Health Hacks Not all fats are created alike. In fact, there are 6 types of fat—some should be avoided, while others are needed in small quantities to promote better health.
Fat is a nutrient that is needed in small quantities in the body. It plays a role in the absorption of fat-soluble vitamins (vitamins A, D, E, K), aids in the manufacturing of hormones, helps keep the body warm and adds cushioning to protect the body from being damaged from a simple fall.
Fat is also needed for stored energy. It provides 9 calories per gram, and therefore has more calories than carbohydrates and protein.
There are different types of fats, which include: saturated fats, trans fatty acids, cholesterol, monounsaturated fats, polyunsaturated fats and omega 3 fatty acids.
1. Trans fatty acids are a byproduct of the hydrogenation of oils. This process makes the fat more solid, saturated and more resistant to rancidity. Trans fatty acids raise LDL cholesterol and lower HDL. Avoiding foods with trans fatty acids is ideal. Foods high in trans fatty acids include baked goods and processed snacks (muffins, pastries, cookies, chips, cakes), stick margarines and shortening.
2. Monounsaturated fats are "good” fats as they help lower total cholesterol. Food sources include olive oil, peanut oil, canola oil, almonds, pecans, peanut butter, avocado and black olives.
3. Polyunsaturated fats (omega-6 fatty acids) may also help lower cholesterol levels. Sources include margarine, mayonnaise, walnuts, oils (corn, safflower, and soybean), salad dressing and pumpkin seeds.
4. Saturated fats may increase cholesterol levels. Foods that contain saturated fat include animal proteins (beef, hot dogs, sausage, bacon and poultry with skin), high fat dairy products (whole milk, cheese, butter), lard, cream sauces, palm oil, coconut and coconut oil.
5. Cholesterol is made in the body and also obtained from the foods you eat.
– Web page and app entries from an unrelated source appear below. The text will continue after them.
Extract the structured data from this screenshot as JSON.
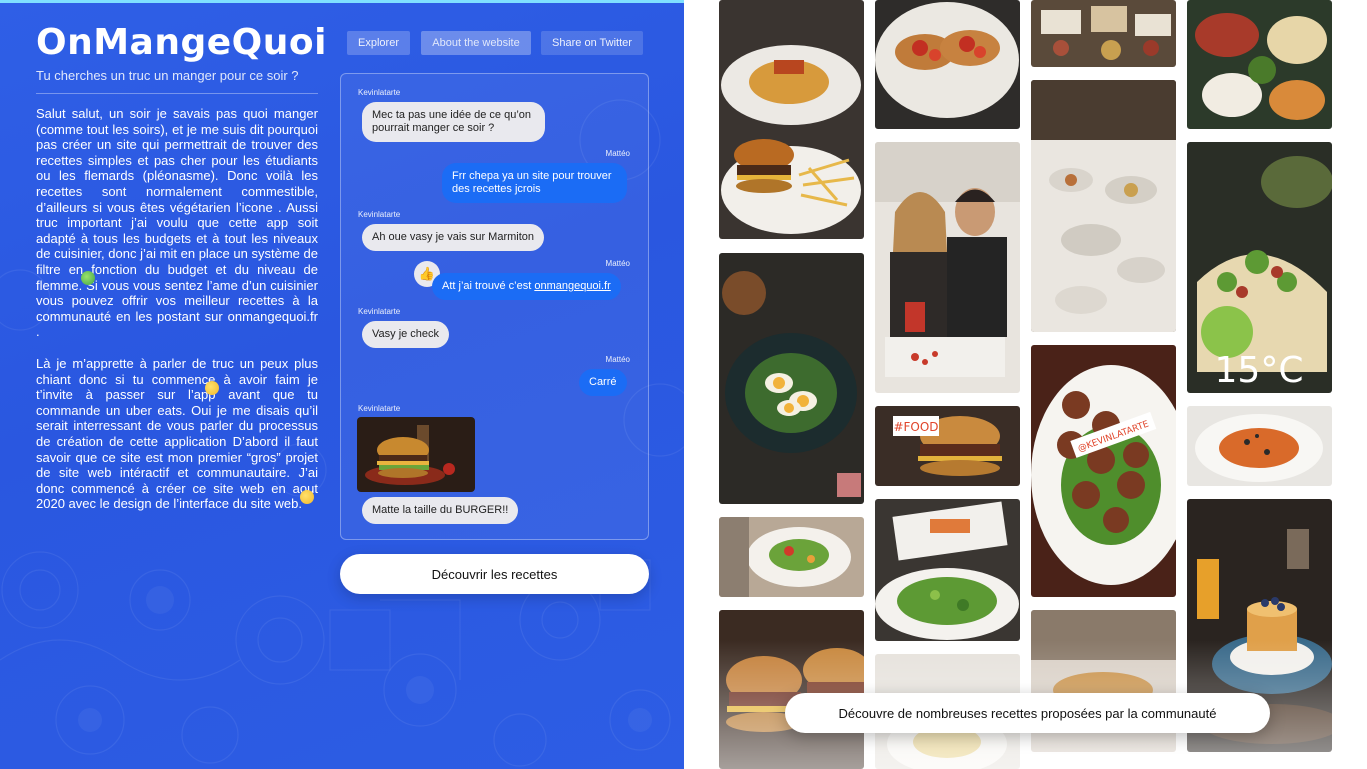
{
  "brand": {
    "logo": "OnMangeQuoi",
    "tagline": "Tu cherches un truc un manger pour ce soir ?"
  },
  "nav": {
    "explorer": "Explorer",
    "about": "About the website",
    "share": "Share on Twitter"
  },
  "intro": {
    "paragraph1": "Salut salut, un soir je savais pas quoi manger (comme tout les soirs), et je me suis dit pourquoi pas créer un site qui permettrait de trouver des recettes simples et pas cher pour les étudiants ou les flemards (pléonasme). Donc voilà les recettes sont normalement commestible, d’ailleurs si vous êtes végétarien l’icone      . Aussi truc important j’ai voulu que cette app soit adapté à tous les budgets et à tout les niveaux de cuisinier, donc j’ai mit en place un système de filtre en fonction du budget et du niveau de flemme. Si vous vous sentez l’ame d’un cuisinier vous pouvez offrir vos meilleur recettes à la communauté en les postant sur onmangequoi.fr     .",
    "paragraph2": "Là je m’apprette à parler de truc un peux plus chiant donc si tu commence à avoir faim je t’invite à passer sur l’app avant que tu commande un uber eats. Oui je me disais qu’il serait interressant de vous parler du processus de création de cette application D’abord il faut savoir que ce site est mon premier “gros” projet de site web intéractif et communautaire. J’ai donc commencé à créer ce site web en aout 2020 avec le design de l’interface du site web."
  },
  "chat": {
    "messages": [
      {
        "sender": "Kevinlatarte",
        "text": "Mec ta pas une idée de ce qu’on pourrait manger ce soir ?"
      },
      {
        "sender": "Mattéo",
        "text": "Frr chepa ya un site pour trouver des recettes jcrois"
      },
      {
        "sender": "Kevinlatarte",
        "text": "Ah oue vasy je vais sur Marmiton"
      },
      {
        "sender": "Mattéo",
        "text_prefix": "Att j’ai trouvé c’est ",
        "link": "onmangequoi.fr"
      },
      {
        "sender": "Kevinlatarte",
        "text": "Vasy je check"
      },
      {
        "sender": "Mattéo",
        "text": "Carré"
      },
      {
        "sender": "Kevinlatarte",
        "text": "Matte la taille du BURGER!!"
      }
    ],
    "like_icon": "thumbs-up-icon"
  },
  "cta": {
    "discover": "Découvrir les recettes"
  },
  "gallery": {
    "overlays": {
      "food_tag": "#FOOD",
      "user_tag": "@KEVINLATARTE",
      "temperature": "15°C"
    },
    "community_button": "Découvre de nombreuses recettes proposées par la communauté"
  },
  "colors": {
    "left_bg": "#2b59e2",
    "bubble_out": "#1b6cf5",
    "bubble_in": "#e9e9ee"
  }
}
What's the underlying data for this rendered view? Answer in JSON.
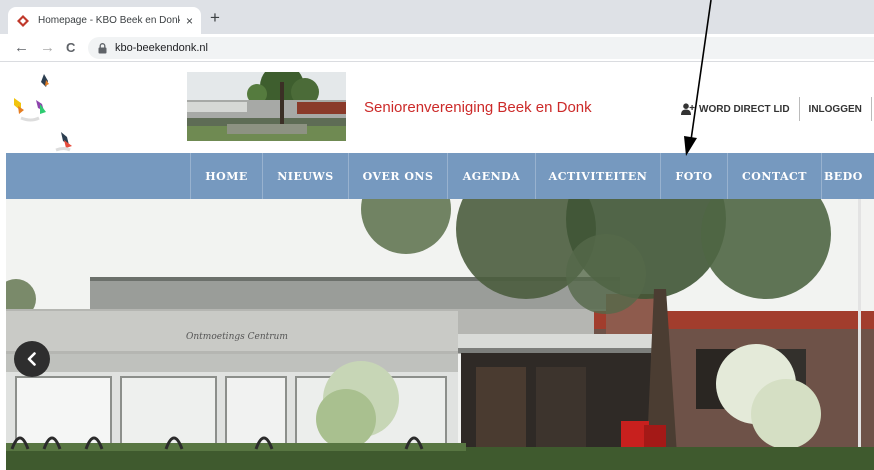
{
  "browser": {
    "tab_title": "Homepage - KBO Beek en Donk",
    "close_glyph": "×",
    "new_tab_glyph": "+",
    "back_glyph": "←",
    "forward_glyph": "→",
    "reload_glyph": "C",
    "url": "kbo-beekendonk.nl"
  },
  "header": {
    "site_title": "Seniorenvereniging Beek en Donk",
    "links": {
      "join": "WORD DIRECT LID",
      "login": "INLOGGEN"
    }
  },
  "nav": {
    "items": [
      "HOME",
      "NIEUWS",
      "OVER ONS",
      "AGENDA",
      "ACTIVITEITEN",
      "FOTO",
      "CONTACT",
      "BEDO"
    ]
  },
  "hero": {
    "building_sign": "Ontmoetings Centrum",
    "prev_glyph": "‹"
  },
  "colors": {
    "nav_bg": "#7699bf",
    "title_red": "#cc2a29"
  },
  "icons": [
    "kbo-favicon-icon",
    "lock-icon",
    "logo-birds-icon",
    "user-plus-icon",
    "chevron-left-icon"
  ]
}
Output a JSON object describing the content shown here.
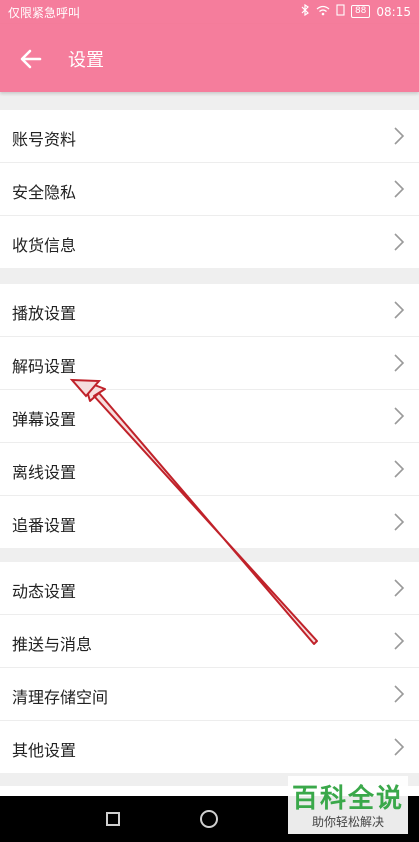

Dietary cholesterol may raise blood cholesterol levels, so your intake should be less than 200 mg per day. Sources of cholesterol include high-fat animal proteins, high-fat dairy products, egg yolk, liver and other organ meat, and shell fish.
6. Omega-3 fatty acids have shown to help lower triglycerides and cholesterol levels and reduce the risk for heart disease. Fish and fish oils, such as wild salmon, herring, mackerel and sardines, are the best sources of these fats, as well as flaxseeds, walnuts and canola oil. The recommended intake is 1 to 2 grams per day.